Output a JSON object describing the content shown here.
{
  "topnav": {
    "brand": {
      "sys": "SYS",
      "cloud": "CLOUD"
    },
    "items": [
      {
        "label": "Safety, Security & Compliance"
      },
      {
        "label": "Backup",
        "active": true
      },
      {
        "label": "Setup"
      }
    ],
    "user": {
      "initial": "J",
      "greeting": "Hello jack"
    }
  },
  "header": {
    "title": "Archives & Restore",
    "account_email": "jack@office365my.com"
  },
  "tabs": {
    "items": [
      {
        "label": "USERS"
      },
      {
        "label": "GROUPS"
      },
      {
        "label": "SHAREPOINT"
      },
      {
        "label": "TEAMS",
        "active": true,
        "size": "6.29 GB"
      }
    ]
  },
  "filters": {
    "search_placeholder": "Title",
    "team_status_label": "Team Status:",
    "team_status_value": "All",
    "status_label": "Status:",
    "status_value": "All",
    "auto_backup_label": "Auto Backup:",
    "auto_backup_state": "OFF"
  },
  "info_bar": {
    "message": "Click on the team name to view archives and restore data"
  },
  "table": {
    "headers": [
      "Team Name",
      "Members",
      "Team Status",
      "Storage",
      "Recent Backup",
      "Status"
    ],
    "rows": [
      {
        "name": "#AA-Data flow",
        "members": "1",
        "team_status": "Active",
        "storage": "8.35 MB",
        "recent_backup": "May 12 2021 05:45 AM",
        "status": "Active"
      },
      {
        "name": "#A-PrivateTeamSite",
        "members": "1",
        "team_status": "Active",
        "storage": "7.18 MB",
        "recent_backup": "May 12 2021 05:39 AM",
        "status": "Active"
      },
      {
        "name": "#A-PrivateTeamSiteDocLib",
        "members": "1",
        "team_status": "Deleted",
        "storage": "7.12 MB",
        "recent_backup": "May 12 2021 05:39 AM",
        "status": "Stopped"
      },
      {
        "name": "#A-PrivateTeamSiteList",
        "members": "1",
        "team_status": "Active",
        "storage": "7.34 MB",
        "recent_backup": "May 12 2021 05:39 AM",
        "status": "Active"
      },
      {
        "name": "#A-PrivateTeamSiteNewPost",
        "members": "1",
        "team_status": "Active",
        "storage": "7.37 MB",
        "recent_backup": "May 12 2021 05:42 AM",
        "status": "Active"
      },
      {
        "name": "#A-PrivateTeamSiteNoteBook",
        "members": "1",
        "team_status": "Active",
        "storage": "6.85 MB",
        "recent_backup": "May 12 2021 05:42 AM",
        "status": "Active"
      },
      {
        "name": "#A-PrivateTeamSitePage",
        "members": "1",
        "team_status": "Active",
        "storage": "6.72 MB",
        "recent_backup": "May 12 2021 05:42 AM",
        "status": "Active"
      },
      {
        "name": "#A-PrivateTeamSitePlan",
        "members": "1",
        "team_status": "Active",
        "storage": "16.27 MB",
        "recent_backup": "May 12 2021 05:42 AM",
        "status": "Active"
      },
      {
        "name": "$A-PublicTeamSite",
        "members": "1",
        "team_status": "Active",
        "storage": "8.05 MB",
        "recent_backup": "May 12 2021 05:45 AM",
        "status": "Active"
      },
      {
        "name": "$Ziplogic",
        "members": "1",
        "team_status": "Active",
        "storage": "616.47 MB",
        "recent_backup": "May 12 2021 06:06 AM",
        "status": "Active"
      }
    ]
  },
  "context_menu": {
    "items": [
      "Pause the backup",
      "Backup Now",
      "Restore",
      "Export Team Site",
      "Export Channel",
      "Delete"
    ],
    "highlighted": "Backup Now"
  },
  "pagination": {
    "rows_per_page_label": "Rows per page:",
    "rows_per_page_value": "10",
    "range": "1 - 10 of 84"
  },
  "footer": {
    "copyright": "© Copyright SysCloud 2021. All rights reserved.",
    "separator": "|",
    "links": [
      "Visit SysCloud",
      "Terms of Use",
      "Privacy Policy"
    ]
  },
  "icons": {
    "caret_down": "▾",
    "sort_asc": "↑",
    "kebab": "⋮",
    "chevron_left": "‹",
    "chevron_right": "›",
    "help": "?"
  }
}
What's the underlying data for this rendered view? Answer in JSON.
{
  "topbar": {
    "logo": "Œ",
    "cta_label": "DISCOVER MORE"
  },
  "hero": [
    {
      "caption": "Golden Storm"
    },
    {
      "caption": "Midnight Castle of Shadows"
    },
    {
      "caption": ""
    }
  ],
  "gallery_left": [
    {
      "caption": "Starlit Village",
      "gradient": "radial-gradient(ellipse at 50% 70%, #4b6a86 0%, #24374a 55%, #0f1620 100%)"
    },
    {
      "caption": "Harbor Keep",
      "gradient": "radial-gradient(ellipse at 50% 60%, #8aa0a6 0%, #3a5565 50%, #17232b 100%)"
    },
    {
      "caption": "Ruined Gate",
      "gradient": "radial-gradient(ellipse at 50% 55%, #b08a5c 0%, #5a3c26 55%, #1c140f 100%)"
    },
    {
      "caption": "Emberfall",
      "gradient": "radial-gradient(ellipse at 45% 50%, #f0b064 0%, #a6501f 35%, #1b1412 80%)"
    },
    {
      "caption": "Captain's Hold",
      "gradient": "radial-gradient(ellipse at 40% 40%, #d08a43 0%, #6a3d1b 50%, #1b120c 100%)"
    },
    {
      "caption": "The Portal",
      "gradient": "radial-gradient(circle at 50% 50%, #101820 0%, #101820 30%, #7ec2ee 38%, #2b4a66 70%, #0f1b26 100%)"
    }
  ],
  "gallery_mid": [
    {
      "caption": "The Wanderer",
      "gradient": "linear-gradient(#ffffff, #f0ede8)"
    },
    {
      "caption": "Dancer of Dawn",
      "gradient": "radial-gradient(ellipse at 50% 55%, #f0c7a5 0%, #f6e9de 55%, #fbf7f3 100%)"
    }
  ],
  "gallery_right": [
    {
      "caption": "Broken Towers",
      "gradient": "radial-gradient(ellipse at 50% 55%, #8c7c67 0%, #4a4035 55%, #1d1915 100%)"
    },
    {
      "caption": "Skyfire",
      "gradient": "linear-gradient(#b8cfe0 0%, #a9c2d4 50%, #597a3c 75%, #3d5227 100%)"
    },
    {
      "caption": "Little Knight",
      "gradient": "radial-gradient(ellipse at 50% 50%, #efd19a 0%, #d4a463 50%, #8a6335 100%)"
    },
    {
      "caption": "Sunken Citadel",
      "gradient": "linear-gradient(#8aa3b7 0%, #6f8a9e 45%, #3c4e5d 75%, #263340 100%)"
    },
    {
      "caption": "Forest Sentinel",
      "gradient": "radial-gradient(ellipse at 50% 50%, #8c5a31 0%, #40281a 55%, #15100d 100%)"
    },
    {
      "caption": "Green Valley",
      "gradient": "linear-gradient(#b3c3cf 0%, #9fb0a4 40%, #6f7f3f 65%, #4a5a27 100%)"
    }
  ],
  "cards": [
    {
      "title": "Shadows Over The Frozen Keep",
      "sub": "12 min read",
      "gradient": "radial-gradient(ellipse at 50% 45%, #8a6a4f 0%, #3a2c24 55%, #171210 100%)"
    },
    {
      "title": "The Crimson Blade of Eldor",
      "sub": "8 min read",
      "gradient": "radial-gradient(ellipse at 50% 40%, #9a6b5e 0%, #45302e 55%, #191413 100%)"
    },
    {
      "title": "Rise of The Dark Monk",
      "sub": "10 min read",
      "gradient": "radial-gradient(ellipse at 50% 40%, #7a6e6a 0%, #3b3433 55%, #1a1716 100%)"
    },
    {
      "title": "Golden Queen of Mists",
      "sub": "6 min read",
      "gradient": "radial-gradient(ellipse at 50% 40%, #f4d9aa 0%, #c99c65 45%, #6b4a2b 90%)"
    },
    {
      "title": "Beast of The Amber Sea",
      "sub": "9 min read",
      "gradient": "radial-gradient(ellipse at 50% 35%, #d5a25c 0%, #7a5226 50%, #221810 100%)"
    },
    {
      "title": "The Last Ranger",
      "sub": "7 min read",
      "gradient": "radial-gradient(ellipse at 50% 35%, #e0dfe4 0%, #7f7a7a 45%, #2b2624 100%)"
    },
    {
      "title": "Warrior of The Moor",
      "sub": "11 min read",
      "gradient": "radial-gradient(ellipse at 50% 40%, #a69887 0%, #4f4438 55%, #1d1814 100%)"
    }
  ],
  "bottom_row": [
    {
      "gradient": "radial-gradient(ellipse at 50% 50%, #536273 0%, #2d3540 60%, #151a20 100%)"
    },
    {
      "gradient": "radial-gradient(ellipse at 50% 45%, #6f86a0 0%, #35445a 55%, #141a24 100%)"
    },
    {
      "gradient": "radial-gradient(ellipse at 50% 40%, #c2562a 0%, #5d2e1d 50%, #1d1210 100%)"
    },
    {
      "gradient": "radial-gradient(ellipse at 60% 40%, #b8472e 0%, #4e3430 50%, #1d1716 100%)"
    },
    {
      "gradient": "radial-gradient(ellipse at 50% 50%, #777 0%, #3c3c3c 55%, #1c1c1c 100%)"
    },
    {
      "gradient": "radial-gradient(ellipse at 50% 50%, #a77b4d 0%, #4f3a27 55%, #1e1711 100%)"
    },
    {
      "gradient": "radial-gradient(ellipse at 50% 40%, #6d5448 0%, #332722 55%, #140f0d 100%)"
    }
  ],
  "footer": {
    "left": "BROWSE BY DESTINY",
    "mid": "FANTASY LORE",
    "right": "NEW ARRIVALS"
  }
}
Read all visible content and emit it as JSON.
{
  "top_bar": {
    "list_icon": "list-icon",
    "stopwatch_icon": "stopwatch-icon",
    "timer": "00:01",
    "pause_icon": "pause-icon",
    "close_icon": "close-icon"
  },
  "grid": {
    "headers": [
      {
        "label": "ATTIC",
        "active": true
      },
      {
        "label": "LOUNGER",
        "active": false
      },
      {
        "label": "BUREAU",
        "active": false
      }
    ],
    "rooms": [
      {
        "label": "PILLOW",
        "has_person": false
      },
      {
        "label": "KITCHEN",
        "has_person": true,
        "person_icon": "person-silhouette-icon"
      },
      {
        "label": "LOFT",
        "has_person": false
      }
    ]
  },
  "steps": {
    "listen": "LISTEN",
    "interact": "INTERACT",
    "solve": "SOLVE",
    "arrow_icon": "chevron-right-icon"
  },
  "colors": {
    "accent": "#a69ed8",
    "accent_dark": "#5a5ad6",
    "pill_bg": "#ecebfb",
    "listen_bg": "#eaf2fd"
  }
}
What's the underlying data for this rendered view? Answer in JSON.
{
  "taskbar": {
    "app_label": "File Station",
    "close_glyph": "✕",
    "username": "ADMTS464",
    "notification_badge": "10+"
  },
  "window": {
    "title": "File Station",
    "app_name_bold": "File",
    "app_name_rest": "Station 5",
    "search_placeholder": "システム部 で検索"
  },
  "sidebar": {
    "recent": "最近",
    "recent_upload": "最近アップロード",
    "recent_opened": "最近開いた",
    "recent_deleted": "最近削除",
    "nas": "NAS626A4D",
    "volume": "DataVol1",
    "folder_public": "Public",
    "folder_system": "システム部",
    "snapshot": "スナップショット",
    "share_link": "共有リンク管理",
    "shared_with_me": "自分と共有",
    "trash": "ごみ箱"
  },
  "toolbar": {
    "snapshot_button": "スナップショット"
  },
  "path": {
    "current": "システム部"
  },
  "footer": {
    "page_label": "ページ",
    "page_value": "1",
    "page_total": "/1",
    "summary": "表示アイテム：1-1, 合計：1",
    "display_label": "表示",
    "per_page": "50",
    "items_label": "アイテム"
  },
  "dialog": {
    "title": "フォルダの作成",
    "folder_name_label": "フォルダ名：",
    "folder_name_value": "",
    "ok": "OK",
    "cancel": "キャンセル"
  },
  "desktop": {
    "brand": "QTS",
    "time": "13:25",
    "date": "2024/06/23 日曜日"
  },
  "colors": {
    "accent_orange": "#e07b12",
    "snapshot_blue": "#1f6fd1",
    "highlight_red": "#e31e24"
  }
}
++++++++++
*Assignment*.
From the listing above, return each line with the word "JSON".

*Answer*.
Output a JSON object describing the content shown here.
What's the underlying data for this rendered view? Answer in JSON.
Read all visible content and emit it as JSON.
What's the underlying data for this rendered view? Answer in JSON.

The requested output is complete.